[Entries taken from a collection]
BEGIN

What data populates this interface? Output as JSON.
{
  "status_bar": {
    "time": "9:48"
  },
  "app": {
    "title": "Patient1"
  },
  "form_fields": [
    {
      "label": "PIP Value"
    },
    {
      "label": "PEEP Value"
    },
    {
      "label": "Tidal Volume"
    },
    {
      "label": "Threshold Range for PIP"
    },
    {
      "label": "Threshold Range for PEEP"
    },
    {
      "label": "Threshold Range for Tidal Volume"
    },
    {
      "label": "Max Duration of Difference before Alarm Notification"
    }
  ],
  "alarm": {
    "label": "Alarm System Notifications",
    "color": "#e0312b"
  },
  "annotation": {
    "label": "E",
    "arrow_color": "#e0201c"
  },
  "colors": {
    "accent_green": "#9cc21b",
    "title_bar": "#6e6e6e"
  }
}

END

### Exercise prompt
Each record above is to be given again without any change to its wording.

### Response area
What data populates this interface? Output as JSON.
{
  "status_bar": {
    "time": "9:48"
  },
  "app": {
    "title": "Patient1"
  },
  "form_fields": [
    {
      "label": "PIP Value"
    },
    {
      "label": "PEEP Value"
    },
    {
      "label": "Tidal Volume"
    },
    {
      "label": "Threshold Range for PIP"
    },
    {
      "label": "Threshold Range for PEEP"
    },
    {
      "label": "Threshold Range for Tidal Volume"
    },
    {
      "label": "Max Duration of Difference before Alarm Notification"
    }
  ],
  "alarm": {
    "label": "Alarm System Notifications",
    "color": "#e0312b"
  },
  "annotation": {
    "label": "E",
    "arrow_color": "#e0201c"
  },
  "colors": {
    "accent_green": "#9cc21b",
    "title_bar": "#6e6e6e"
  }
}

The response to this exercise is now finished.